“Anyone not earning even 20 rupees a day is surely quite hungry. We can easily give such a person a job of cleaning the leftovers,” a McDonald’s official said, “We get a lot of urban rich at our outlets who order more than they can eat.”
“But India is not US; even the government here has clarified it many times recently,” the official pointed out.
But the government has dismissed such issues as teething problems and hopes to kick off the partnership in other cities soon. Post this arrangement, government is hopeful of bringing down the number of urban poor to levels matched by those in developed countries, thus paving the way for India to become an economic superpower.
he nutritional status of the poor in India maybe described as alarming.
Most of the indicators of nutrition status such as adult weights, heights BMI, percentage of children who are severely malnourished, mean birth weights, infant mortality rates, dietary intakes and unacknowledged starvation deaths confirm this fact. Hunger is as widespread as it is invisible to the scientific eye. The question that must be asked is how did India get into this trap of under nutrition with such serious consequences?
Chronic hunger as it exists in India can be largely traced to the rapid scientific advances in the area of food and nutrition analysis, and classification. In addition, from 1940s, the dietary requirements of populations was laid out in terms of calories, with the assumption that foods which are culturally and regionally appropriate such as rice, eggs, milk, fowl, pulses, fish, greens, etc. would be consumed in quantities which would provide calories and all the other nutrients. Nutrition research in the 50s and 60s, though brilliantly innovative and deeply committed to the welfare of Indians, simplified the science of food further, with indices and correction factors, using concepts like consumption units, biological value of proteins, RDA based on calories, calorie needs of workers, vegetable sources of proteins etc., which then became subjects for scientific research and fed into nutritional policy. Over a short period, these concepts were recast and deployed in administrative initiatives that systematically transformed the diets of the poor in India to plain cereals as the major source, or perhaps the only source of calories, devoid of any other nutrient. The consequences of this cereal overload and nutritional depletion have been far reaching, and are responsible for a large measure of the profile of ill health, and the epidemic of chronic diseases in India.
This presentation is an attempt to trace the steps in scientific and administrative thinking and policy that led to the nutritional and health impasse the people of this country are in.

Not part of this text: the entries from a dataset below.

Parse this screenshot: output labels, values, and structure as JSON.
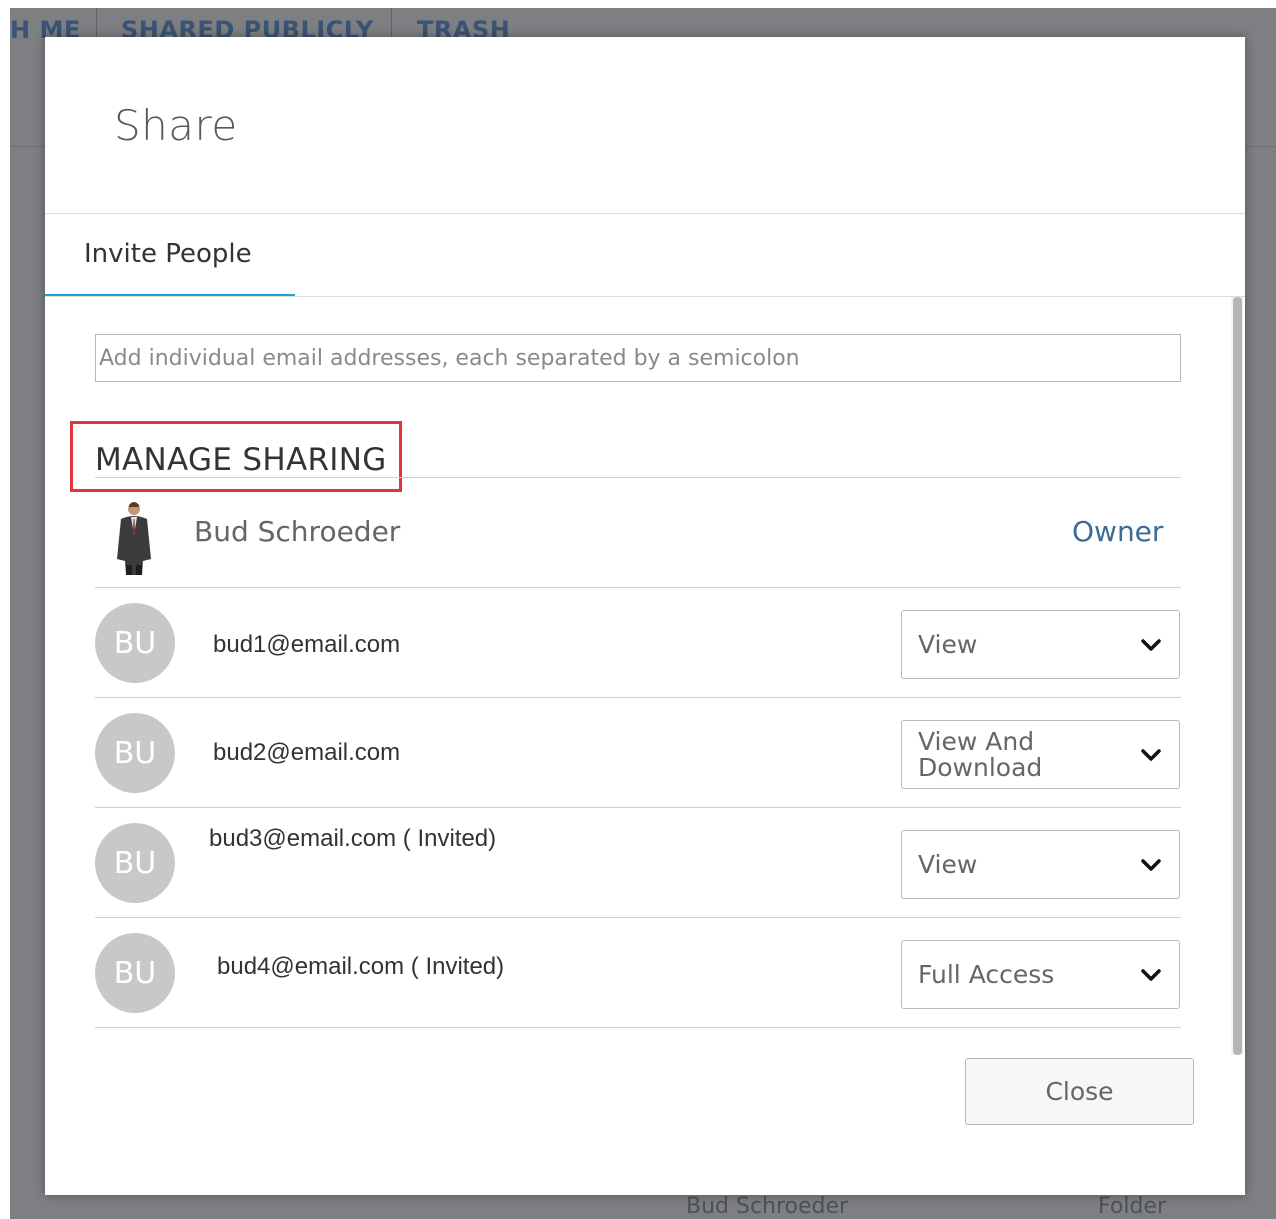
{
  "background": {
    "tabs": [
      "H ME",
      "SHARED PUBLICLY",
      "TRASH"
    ],
    "row": {
      "name": "Bud Schroeder",
      "type": "Folder"
    }
  },
  "dialog": {
    "title": "Share",
    "tab_label": "Invite People",
    "email_placeholder": "Add individual email addresses, each separated by a semicolon",
    "section_title": "MANAGE SHARING",
    "owner": {
      "name": "Bud Schroeder",
      "role": "Owner"
    },
    "users": [
      {
        "initials": "BU",
        "email": "bud1@email.com",
        "permission": "View"
      },
      {
        "initials": "BU",
        "email": "bud2@email.com",
        "permission": "View And Download"
      },
      {
        "initials": "BU",
        "email": "bud3@email.com ( Invited)",
        "permission": "View"
      },
      {
        "initials": "BU",
        "email": "bud4@email.com ( Invited)",
        "permission": "Full Access"
      }
    ],
    "close_label": "Close"
  },
  "colors": {
    "accent_tab_underline": "#1ba1e2",
    "owner_role": "#3d6b93",
    "highlight_box": "#e2353b",
    "avatar_bg": "#c8c8c8",
    "backdrop": "#7d7f82"
  },
  "icons": {
    "dropdown": "chevron-down-icon",
    "owner_photo": "user-photo"
  }
}
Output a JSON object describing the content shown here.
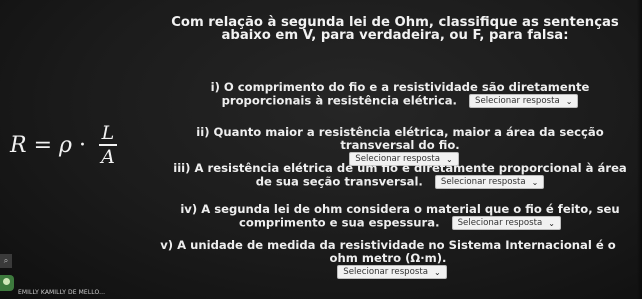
{
  "question": {
    "header": "Com relação à segunda lei de Ohm, classifique as sentenças abaixo em V, para verdadeira, ou F, para falsa:"
  },
  "formula": {
    "lhs": "R",
    "eq": "=",
    "rho": "ρ",
    "dot": "·",
    "numerator": "L",
    "denominator": "A"
  },
  "statements": [
    {
      "text": "i) O comprimento do fio e a resistividade são diretamente proporcionais à resistência elétrica.",
      "select_value": "Selecionar resposta"
    },
    {
      "text": "ii) Quanto maior a resistência elétrica, maior a área da secção transversal do fio.",
      "select_value": "Selecionar resposta"
    },
    {
      "text": "iii) A resistência elétrica de um fio é diretamente proporcional à área de sua seção transversal.",
      "select_value": "Selecionar resposta"
    },
    {
      "text": "iv) A segunda lei de ohm considera o material que o fio é feito, seu comprimento e sua espessura.",
      "select_value": "Selecionar resposta"
    },
    {
      "text": "v) A unidade de medida da resistividade no Sistema Internacional é o ohm metro (Ω·m).",
      "select_value": "Selecionar resposta"
    }
  ],
  "sidebar": {
    "search_icon": "search-icon",
    "username": "EMILLY KAMILLY DE MELLO..."
  }
}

The speaker is Dr. Veena Shatrugna who has spent 34 years at the National Institute of Nutrition, Hyderabad, doing research on the nutrition questions as they impact women and children in India. She has also worked in the area of women’s health, and has authored “Savaa laksha Sandhehalu”, a self%help book for women in Telugu with a women’s collective called Stree Shakti Sangathana. She has also written “Taking charge of our Bodies” in English with the same group of women. She is a member of Anveshi, a Women’s studies organisation based in Hyderabad.